== The input ==

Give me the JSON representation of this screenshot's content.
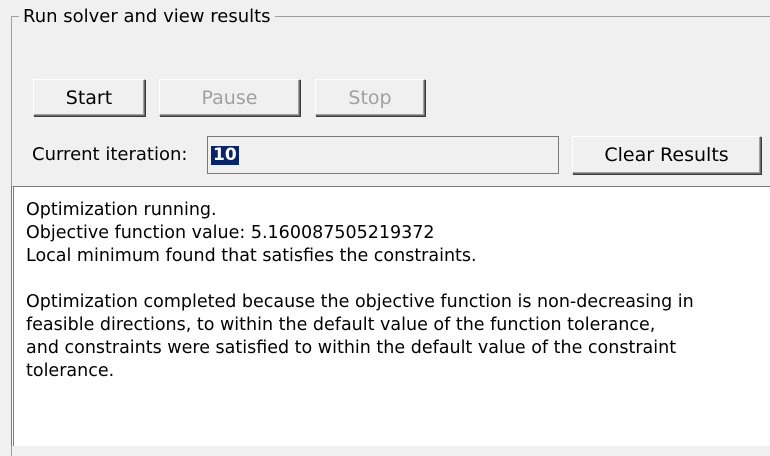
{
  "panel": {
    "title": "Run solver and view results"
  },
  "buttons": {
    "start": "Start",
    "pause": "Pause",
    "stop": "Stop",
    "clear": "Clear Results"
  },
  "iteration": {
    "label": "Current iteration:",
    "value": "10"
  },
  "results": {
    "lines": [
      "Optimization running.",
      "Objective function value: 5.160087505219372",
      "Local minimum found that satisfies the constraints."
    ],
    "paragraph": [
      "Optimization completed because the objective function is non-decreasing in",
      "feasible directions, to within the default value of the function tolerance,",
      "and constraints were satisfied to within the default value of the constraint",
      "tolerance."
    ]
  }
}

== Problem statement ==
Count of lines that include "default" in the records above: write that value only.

== Solution to this task ==
2